It is my scheduled blogging day today, but I don’t have anything specific to say… since that ended up rhyming I’m tempted to continue in that style, but no, I shan’t.
I had a family birthday to attend at the weekend, and then once filled up on carbohydrates and sugar, and back at home, I elected to have another night in the tent. It was a nice night and not cold at all. I woke very early though, before the birds, on account of the carbs and sugar I think.
My May Day ended up being… I was going to say uneventful, but a friend on one of the socially-networky places I partake in suddenly sprung it on me that they were leaving the place. It made me quite sad, not only that they were leaving but because of all the other people, I considered, I once “knew online” who I don’t talk to any more. I also considered this as being some kind of “sign from God” that I should do the same and leave that place since I get a fair amount of anxiety from feeling addicted to compulsively logging in and wasting hours away.
I’ve always struggled to manage my time online and get done what I intended to. Having said that, last week I managed to get my time online down, and thus my electricity usage down to 14kwh, the lowest it has been for about 8 months; the only previous lower amount was when I went away camping!
I sometimes put my own electricity and internet usage into perspective when I consider what gadgets and devices other people use. I remember when dialup internet access gradually phased over to broadband. Subscribers were initially issued with a broadband modem that typically plugged into a computer’s USB socket, but this eventually rendered a lot of them useless once Windows updated and they became incompatible and obsolete. The next change was to a broadband router that worked independently, and then in came Wi-Fi.
I find it somewhat curious how Wi-Fi has been so widely adopted when mobile/cell phone masts were being objected to. “They cause cancer!” being a typical claim. True or not, they still emit radiation, as do pretty much all electrical appliances and gadgets.
I remember RF shielding being quite prevalent in computers back in the day; with desktop computers being big and sturdy, and even the micros before them having an added layer of metal inside the plastic casing.

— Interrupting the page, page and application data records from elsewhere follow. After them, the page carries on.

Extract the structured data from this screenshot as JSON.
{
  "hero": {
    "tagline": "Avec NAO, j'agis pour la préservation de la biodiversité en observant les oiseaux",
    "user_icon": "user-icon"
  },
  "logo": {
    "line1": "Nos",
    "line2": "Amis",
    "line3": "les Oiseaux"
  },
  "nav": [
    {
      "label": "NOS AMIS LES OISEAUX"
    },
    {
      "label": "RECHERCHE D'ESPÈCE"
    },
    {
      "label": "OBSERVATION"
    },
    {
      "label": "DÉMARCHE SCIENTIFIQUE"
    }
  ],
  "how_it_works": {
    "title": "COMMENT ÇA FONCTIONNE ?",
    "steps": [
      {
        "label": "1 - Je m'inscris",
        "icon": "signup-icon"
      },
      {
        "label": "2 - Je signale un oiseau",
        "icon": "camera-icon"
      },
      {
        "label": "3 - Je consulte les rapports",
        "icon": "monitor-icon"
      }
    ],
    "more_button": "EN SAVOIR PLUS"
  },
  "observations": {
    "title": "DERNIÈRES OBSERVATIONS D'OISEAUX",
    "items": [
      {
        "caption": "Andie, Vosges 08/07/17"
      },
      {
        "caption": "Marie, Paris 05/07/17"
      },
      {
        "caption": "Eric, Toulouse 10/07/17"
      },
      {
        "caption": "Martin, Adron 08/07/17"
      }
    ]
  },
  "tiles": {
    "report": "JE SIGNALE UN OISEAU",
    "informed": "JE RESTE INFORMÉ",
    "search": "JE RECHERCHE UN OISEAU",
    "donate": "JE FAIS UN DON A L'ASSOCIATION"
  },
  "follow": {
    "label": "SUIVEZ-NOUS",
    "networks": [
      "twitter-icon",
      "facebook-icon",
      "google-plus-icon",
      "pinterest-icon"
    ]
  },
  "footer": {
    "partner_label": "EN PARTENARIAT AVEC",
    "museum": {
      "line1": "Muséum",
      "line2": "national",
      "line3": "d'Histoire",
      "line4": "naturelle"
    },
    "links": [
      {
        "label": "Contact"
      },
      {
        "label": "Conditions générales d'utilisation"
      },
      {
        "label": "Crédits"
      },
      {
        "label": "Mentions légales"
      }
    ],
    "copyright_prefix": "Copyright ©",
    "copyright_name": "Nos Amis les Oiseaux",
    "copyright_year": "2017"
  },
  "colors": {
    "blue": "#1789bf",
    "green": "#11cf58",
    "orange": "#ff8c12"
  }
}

Electromagnetic shielding that blocks radio frequency electromagnetic radiation is also known as RF shielding. The shielding can reduce the coupling of radio waves, electromagnetic fields and electrostatic fields. A conductive enclosure used to block electrostatic fields is also known as a Faraday cage.
I remember when there was a fashion in the 2000s for transparent computer cases with flashy lights in; I considered building and supplying such things but then thought against it on account of such systems perhaps not meeting particular safety and electrical standards… that and they would soon get dusty inside and not look their best for long.
Now Wi-Fi seems to be in everyone’s home, schools, and offices and few people question it any more. I do though. I have the Wi-Fi option on my router turned off and I use an Ethernet cable connected to my desktop computer instead (but even ethernet sockets are being phased out). When I occasionally need to use something wirelessly I have a separate Wi-Fi router I can turn on (it’s quicker than logging into the main router and changing the setting to turn the Wi-Fi on there back on, plus the signal from there isn’t great).
I also limit my mobile phone usage to work hours, since I don’t use a ‘smart phone’, nor do I use my phone for social stuff, let alone leave it switched on next to my bed.
Now everyone wants superfast broadband and a Wi-Fi signal in every room, with some broadband companies promising just this. But what does this entail? Basically additional Wi-Fi-emitting hubs dotted around the house. There seems to be no suggestions or advice relating to mitigating potential health risks or adverse effects, and it’s not like these don’t exist. I have one client who lives on her own but has two of these Wi-Fi emitting beacons in her home, in addition to Wi-Fi emanating from her router; she takes my advice though and turns them off at night when they’re not needed.
I remember, some years ago, a client mentioning they’d been having trouble sleeping and I discovered they had their Wi-Fi router situated on their bed-side cabinet. Unbeknownst to them it was emitting a high-pitched whistle, too high-pitched for their aged hearing to pick up, but my sensitive ears could certainly hear it. I moved their router to another location and all was well; it still made the faint whistle that is typical of some devices, but at least it was no longer happening right next to their head. The only thing usually left switched on in my house at night is the fridge.
I recently had to install some Wi-Fi extenders for a client. One problem area was in the bedrooms at the far end of the property away from the main Wi-Fi router. I opted to situate the extender in the hallway outside the bedrooms. Another client had plugged in a Wi-Fi extender on the wall opposite the bed, next to the wall-hanging TV in their guest bedroom. I immediately saw a problem; the lights from the gadget alone would surely annoy anyone trying to sleep in that bed.
How does any of this relate to “May The 4th” Day? Well, I could suggest the Force as depicted in Star Wars is real, but few people are able to develop such telekinetic and mind-controlling and reading abilities, and the human race is being hindered in achieving such development due to the prevalence of such harmful and artificial radiation, among other things.